|Listening to Everyone
|The Sweet Celebration
|The Big Announcement
What is the objective of presenting the budget?
Presenting the budget serves several crucial objectives for a nation like India:
1. Setting Financial Roadmap:
- Allocation of Resources: The budget acts as a blueprint, outlining how the government plans to allocate its limited resources across various sectors like infrastructure, education, healthcare, defense, and social welfare. This ensures balanced and targeted spending based on national priorities.

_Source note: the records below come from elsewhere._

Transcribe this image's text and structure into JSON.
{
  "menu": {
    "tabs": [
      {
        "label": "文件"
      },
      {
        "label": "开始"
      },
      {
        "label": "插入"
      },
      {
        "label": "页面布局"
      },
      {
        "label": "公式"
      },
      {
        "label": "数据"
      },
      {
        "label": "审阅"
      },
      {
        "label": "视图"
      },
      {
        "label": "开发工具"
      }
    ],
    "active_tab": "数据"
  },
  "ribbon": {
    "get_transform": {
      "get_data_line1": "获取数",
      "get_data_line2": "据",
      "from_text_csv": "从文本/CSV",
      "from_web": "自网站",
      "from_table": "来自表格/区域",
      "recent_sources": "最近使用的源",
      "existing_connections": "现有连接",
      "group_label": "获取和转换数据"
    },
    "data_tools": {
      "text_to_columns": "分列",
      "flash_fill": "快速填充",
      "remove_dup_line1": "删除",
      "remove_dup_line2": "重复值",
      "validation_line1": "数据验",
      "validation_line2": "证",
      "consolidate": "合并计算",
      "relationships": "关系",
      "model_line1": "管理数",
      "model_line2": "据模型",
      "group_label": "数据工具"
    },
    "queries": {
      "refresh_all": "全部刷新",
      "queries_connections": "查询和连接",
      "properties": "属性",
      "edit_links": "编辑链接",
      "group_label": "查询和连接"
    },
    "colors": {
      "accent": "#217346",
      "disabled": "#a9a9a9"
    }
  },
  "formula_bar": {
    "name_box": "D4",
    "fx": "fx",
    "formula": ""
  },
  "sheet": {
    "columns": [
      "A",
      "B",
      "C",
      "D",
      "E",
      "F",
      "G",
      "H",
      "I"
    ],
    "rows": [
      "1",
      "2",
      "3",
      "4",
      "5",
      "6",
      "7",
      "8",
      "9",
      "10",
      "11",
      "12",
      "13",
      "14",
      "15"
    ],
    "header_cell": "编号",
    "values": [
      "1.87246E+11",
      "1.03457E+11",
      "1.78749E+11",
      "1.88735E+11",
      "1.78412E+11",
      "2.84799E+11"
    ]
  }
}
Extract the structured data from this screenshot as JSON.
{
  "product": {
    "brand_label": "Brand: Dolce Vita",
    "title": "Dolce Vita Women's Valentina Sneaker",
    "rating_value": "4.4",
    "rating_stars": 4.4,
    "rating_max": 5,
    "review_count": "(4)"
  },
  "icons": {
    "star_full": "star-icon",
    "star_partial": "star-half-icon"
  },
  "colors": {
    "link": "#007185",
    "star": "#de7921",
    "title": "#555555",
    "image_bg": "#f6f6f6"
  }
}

- Fiscal Discipline: The budget sets a framework for the government’s spending and borrowing, promoting fiscal discipline and long-term financial stability. By presenting revenue and expenditure estimates, it fosters transparency and accountability, allowing citizens to understand how their tax money is being utilized.
2. Driving Economic Growth:
- Stimulating Economy: The budget can be used to stimulate the economy by investing in critical sectors like infrastructure and manufacturing. This can create jobs, boost productivity, and increase overall economic output.
- Attracting Investments: A well-defined budget with clear policies can attract domestic and foreign investors, further fueling economic growth and development. Additionally, it provides businesses with information on potential incentives and tax breaks, influencing their investment decisions.
3. Social Welfare and Equity:
- Reducing Poverty and Inequality: The budget can be used to address social issues like poverty and inequality by allocating funds for targeted programs in education, healthcare, and social security. This helps ensure equitable distribution of resources and promotes social welfare.
- Promoting Public Services: The budget allocates funds for essential public services like education, healthcare, sanitation, and transportation. This ensures the well-being of citizens and improves their quality of life.
4. Political Communication:
- Public Trust and Confidence: The budget presentation serves as an opportunity for the government to communicate its economic vision and priorities to the public. This fosters transparency, builds trust, and strengthens public confidence in the government’s economic management.
- Legislative Approval and Debate: By presenting the budget to Parliament, the government seeks its approval for financial allocations. This leads to open discussions and debates on economic policies, engaging various stakeholders in the decision-making process.
In conclusion, the presentation of the budget goes beyond mere numbers. It represents a nation’s economic vision, sets the direction for future growth, and reflects the government’s commitment to its citizens’ well-being.